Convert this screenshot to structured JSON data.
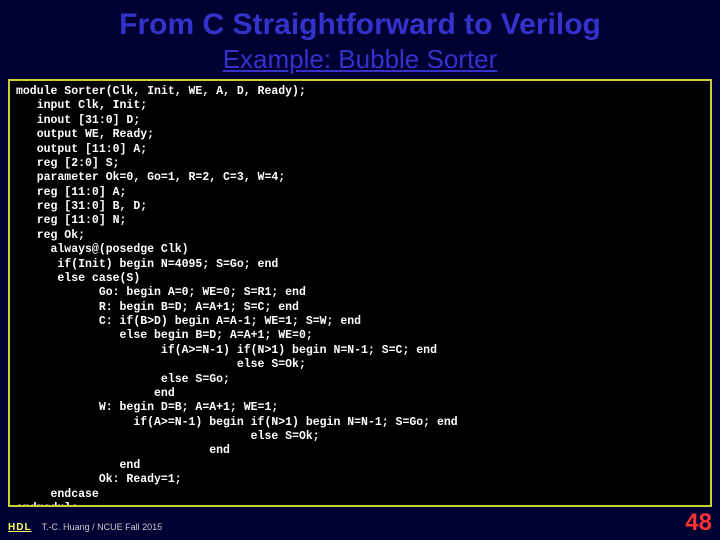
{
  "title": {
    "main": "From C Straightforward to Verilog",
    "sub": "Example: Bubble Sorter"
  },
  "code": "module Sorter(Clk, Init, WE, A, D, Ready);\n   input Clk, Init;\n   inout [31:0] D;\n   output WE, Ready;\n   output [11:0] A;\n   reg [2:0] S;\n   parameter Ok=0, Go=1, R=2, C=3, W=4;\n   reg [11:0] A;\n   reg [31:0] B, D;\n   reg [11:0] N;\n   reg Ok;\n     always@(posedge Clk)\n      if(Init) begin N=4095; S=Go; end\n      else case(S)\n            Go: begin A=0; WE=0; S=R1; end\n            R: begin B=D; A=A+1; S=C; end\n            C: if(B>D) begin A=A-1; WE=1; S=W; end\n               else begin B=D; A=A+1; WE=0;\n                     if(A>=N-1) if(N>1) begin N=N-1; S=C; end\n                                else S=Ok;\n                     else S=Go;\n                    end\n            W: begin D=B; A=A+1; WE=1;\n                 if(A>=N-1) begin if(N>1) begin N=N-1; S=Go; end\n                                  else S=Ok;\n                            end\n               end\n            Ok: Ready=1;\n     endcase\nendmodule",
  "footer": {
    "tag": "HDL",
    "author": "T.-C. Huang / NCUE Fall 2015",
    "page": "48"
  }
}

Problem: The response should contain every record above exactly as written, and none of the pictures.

Solution to this exercise:
Convert this screenshot to structured JSON data.
{
  "title": {
    "main": "From C Straightforward to Verilog",
    "sub": "Example: Bubble Sorter"
  },
  "code": "module Sorter(Clk, Init, WE, A, D, Ready);\n   input Clk, Init;\n   inout [31:0] D;\n   output WE, Ready;\n   output [11:0] A;\n   reg [2:0] S;\n   parameter Ok=0, Go=1, R=2, C=3, W=4;\n   reg [11:0] A;\n   reg [31:0] B, D;\n   reg [11:0] N;\n   reg Ok;\n     always@(posedge Clk)\n      if(Init) begin N=4095; S=Go; end\n      else case(S)\n            Go: begin A=0; WE=0; S=R1; end\n            R: begin B=D; A=A+1; S=C; end\n            C: if(B>D) begin A=A-1; WE=1; S=W; end\n               else begin B=D; A=A+1; WE=0;\n                     if(A>=N-1) if(N>1) begin N=N-1; S=C; end\n                                else S=Ok;\n                     else S=Go;\n                    end\n            W: begin D=B; A=A+1; WE=1;\n                 if(A>=N-1) begin if(N>1) begin N=N-1; S=Go; end\n                                  else S=Ok;\n                            end\n               end\n            Ok: Ready=1;\n     endcase\nendmodule",
  "footer": {
    "tag": "HDL",
    "author": "T.-C. Huang / NCUE Fall 2015",
    "page": "48"
  }
}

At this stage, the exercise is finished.